Netflix’s Loss of Disney Content Is Robbing the American Family Blind

Netflix's Loss of Disney Content Is Robbing the American Family Blind
Netflix’s Loss of Disney Content Is Robbing the American Family Blind

On Tuesday, Disney (DIS) announced that it will be pulling its shows and movies from Netflix to start its own streaming service, meaning that subscribers have a pretty limited window to keep enjoying The Rock’s set of pipes. (The man truly can do everything.)

In part this is a problem with atomization among online services and content. As networks and distributors keep fragmenting into ever-smaller online platforms, audiences increasingly have to choose which services they’ll subscribe to and which content they’ll miss. Like Game of Thrones? Maybe you should get Amazon (AMZN) streaming. Want to keep up on the latest TV shows? You might have luck with Hulu. That is unless you’d like to see the newest Star Trek, for which you’ll need CBS All Access.
It goes on and on, and the monthly subscriptions keep mounting.
Netflix used to be the exception. With Netflix, we could just sit back to watch movies and TV shows without needing to worry about the patchwork quilt of options that is modern media.
 Truth be told, Netflix’s streaming movie selection has never been that great, but you could usually find something to put on. Besides, that’s not really what most of us wanted anyway.
The real value of Netflix, especially its streaming service, has always been binging. Thanks to its vast selection of TV shows it was easy to just throw on something and keep the show streaming. How many hours of The Office have we all racked up? Who didn’t discover Arrested Development this way?

Netflix has always been good for finding something to watch and absolutely great for background noise. It’s that comforting, easy thing to flick over to when you don’t want the apartment too quiet or when you want something uncomplicated to watch over Friday night pizza. At least, it used to be.

As the company invests more in its original programming, third party content has taken a nose dive. You don’t need research to back that up. Anyone who uses Netflix on a regular basis has seen this first hand. I used to watch Psych, but not anymore. Said goodbye to Lost too. Better Off Ted was fun while it lasted, and so, too, was apparently all of the Fox Network’s lineup.

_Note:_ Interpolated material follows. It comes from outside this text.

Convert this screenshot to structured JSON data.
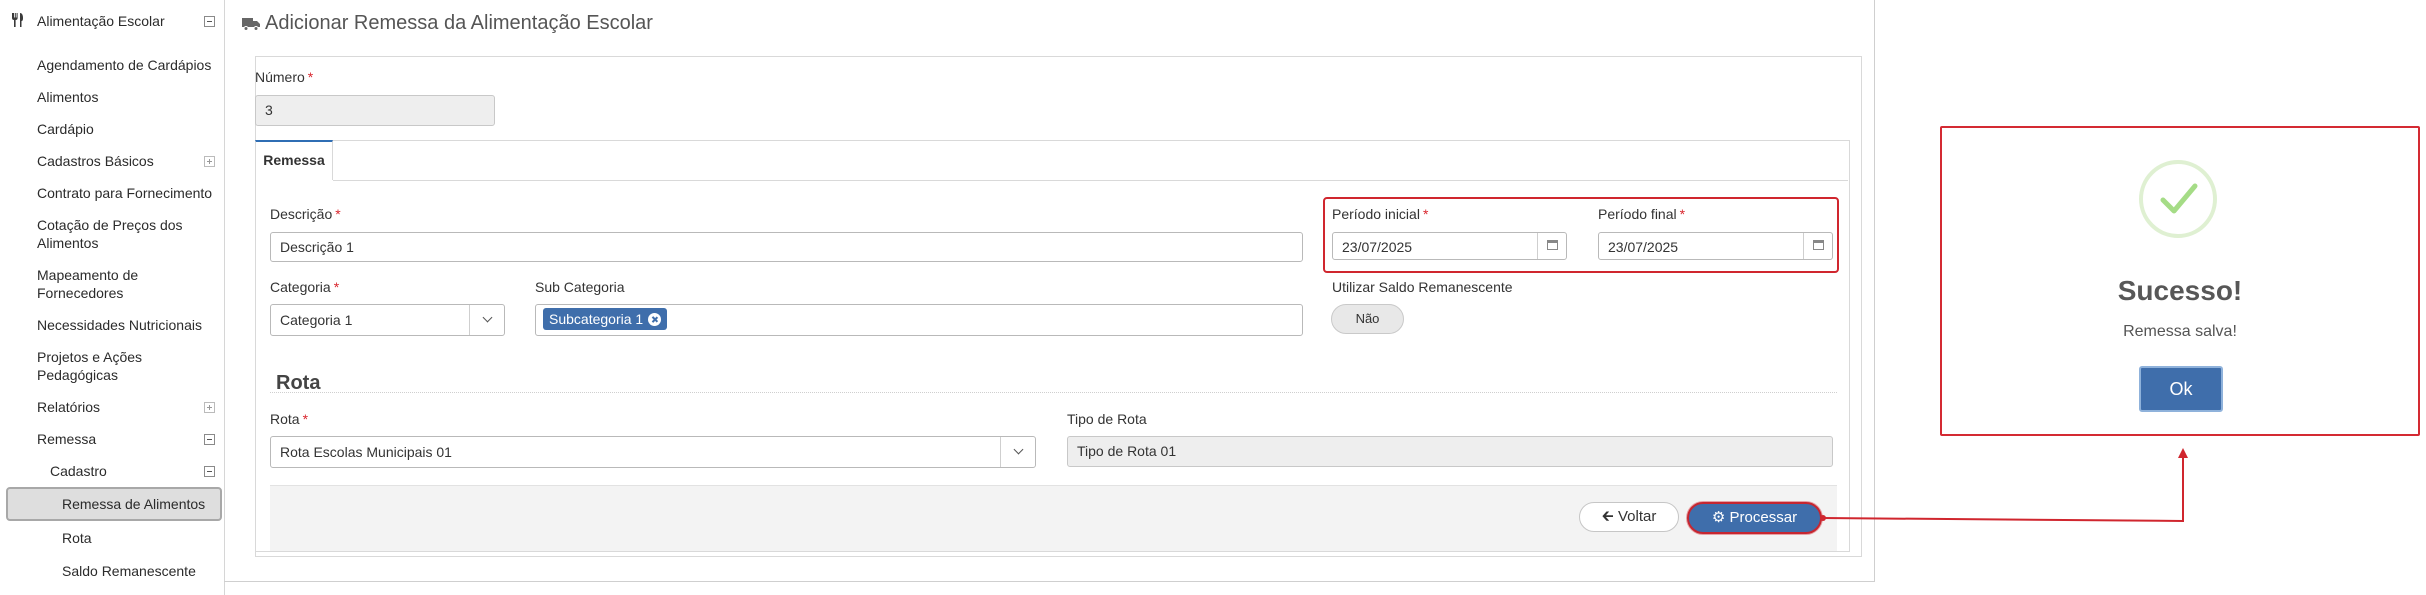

But there is research. In 2013, the service offered almost 9,000 individual titles (including TV series). By 2016, a period of just three years, that had dropped to 5,000. In part, this is driven by studios that want to capture all the profits off their titles, building their own streaming services that cut out the Netflix middleman. In larger part, though, it’s because Netflix has redirected all the money it used to spend licensing A-list programming and now spends it on original content.iPhone 8 Delay Rumors Could Have Been Unfounded, Says KGI Analyst
And that’s hurting the American family that wants to kick back, relax and enjoy some of the best cinematic offerings — including Disney movies.
This would be bad enough if it was just about putting quality over quantity, with Netflix choosing to give us one outstanding season of Stranger Things instead of ten-plus lousy seasons of the Big Bang Theory. Don’t get me wrong, the adventures of Eleven and crew are great, but there’s a pretty hard cap to how many times I can watch those same eight episodes.
But the dirty little secret about Netflix’s original programming is that most of it is… well, pretty bad. Mediocre at best.
Do we really need to trade “Iron Man” for Iron Fist? How many seasons ago was House of Cards good?
And can we all agree that Girlboss deserves a space in that landfill next to “E.T.” the video game?
Yes, Netflix has produced a few great shows, but a lot of what they pump out is… well, crap. Do a quick search for “Netflix Original Programming.” You will get Orange is the New Black and Jessica Jones, but you’ll also get Bloodline, Marco PoloHemlockLoveF Is for Family and The Ranch.
I’m happy that the network is trying new things, but it’s doing it at the expense of the entire reason to have Netflix in the first place.
So, just in case CEO Reed Hastings is reading this: Netflix, please stop trying to be an original network. Get back to what you do best.
Because there are too many services to subscribe to them all, and Amazon does have Game of Thrones. Don’t take away our “Moana.”